The result was Cleared Spaces: a lifestyle service helping people live better, with far less.
Plus — unlike Marie — she doesn’t leave, then come back weeks later to see the results. Amy is there with her clients, every step of the way.
In fact, she does all the dirty work for you.
I know first hand. The other day, Amy came over to de-clutter my office.
Well, part of it. Even a miracle worker like she could not do everything in one afternoon.
Amy began with a closet. It’s where I’d stuffed everything — old newspaper articles, scrapbooks, report cards from Burr Farms Elementary School, tax returns dating back to the Reagan administration — in the belief that it was important and useful.
That closet was where I needed to move all the crap from my desk and the rest of my office. But first it had to be reclaimed.
“Eighty percent of what I do is purge,” Amy says. “People have too much stuff, and it’s not sorted well.”

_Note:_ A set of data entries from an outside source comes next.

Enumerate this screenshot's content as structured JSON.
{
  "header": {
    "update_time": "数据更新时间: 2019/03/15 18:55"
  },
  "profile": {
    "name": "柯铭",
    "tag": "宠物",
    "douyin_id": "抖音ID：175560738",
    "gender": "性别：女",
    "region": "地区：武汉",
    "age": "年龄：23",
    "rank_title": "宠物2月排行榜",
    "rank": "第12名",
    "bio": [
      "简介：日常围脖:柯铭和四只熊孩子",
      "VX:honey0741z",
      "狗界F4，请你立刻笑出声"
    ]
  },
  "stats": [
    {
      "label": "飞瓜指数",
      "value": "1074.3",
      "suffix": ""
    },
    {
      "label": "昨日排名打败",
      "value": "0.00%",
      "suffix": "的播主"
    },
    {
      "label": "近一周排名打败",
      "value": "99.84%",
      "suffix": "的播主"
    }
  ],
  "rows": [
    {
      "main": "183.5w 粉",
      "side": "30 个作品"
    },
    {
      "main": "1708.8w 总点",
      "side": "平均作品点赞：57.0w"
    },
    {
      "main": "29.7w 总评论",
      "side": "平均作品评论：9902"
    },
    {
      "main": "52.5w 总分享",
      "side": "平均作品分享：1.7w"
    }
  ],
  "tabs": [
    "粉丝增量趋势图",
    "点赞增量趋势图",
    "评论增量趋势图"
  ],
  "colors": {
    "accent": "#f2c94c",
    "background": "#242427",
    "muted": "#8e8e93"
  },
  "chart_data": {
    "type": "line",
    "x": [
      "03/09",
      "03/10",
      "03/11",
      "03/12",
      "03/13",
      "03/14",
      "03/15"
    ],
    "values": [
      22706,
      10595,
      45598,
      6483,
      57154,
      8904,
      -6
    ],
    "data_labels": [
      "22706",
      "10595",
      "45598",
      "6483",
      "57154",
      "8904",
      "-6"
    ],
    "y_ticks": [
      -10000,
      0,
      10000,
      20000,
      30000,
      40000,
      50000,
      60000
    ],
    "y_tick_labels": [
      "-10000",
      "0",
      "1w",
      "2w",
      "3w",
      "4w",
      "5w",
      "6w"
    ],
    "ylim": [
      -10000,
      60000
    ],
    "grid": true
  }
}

So Amy spends a lot of time helping clients figure out what should go, and what must stay. “People pay me to stand over them, and do what they can’t do,” she says. “It’s not brain surgery,”
Her mantra is simple, but key: “If you don’t need it, love it or use it — get rid of it.”
The space Amy creates is not only in the home. It’s in the mind too. She is a certified Kripalu yoga teacher. When she de-clutters, she doesn’t dwell on that part of her life — though she does start with “take a deep breath. People are nervous that I’ll get rid of everything.”
But Amy firmly believes “you really don’t need a lot of stuff to be happy.” Clearing out physical space is centering and relaxing.
It sure is. As we worked together — she handing me boxes; me realizing I didn’t really need to keep all the correspondence about every book I’ve written, but that I loved every photo I found; she sorting everything I was tossing into bins marked “recycle,” “incinerate” and “donate” (to Goodwill, Habitat for Humanity and other organizations) — I felt awe.
Amy was right. I felt better. Lighter. Freer. I was ready — eager! — to attack the piles of who-knows-what cluttering my desk and chairs, filling up my floor (physically) and my head (mentally).
Amy is a pro. She’s non-judgmental. She’s confidential. And — this may be most remarkable of all — she hauls most of the stuff away, fitting whatever she can into her SUV for distribution to Goodwill or the dump.
She even brings bins. This woman is the real deal.
Amy’s services go beyond de-cluttering. She does estate dissolutions, and helps senior citizens downsize. (“Your kids don’t want it!” is another favorite mantra.)
She’s available too for “virtual organization”: telephone consultations, or video chats via Skype and FaceTime.
I’m glad we got together in real time though. Amy was fast, efficient — and fun.
I’m enjoying my un-cluttered closet. I’m ready for the next round.
And I don’t miss all those old Christmas cards, my notebooks from college, or that VHS cassette telling me how to use my Kaypro computer at all.
(For more information on Amy van Arsdale’s Cleared Spaces, click here.)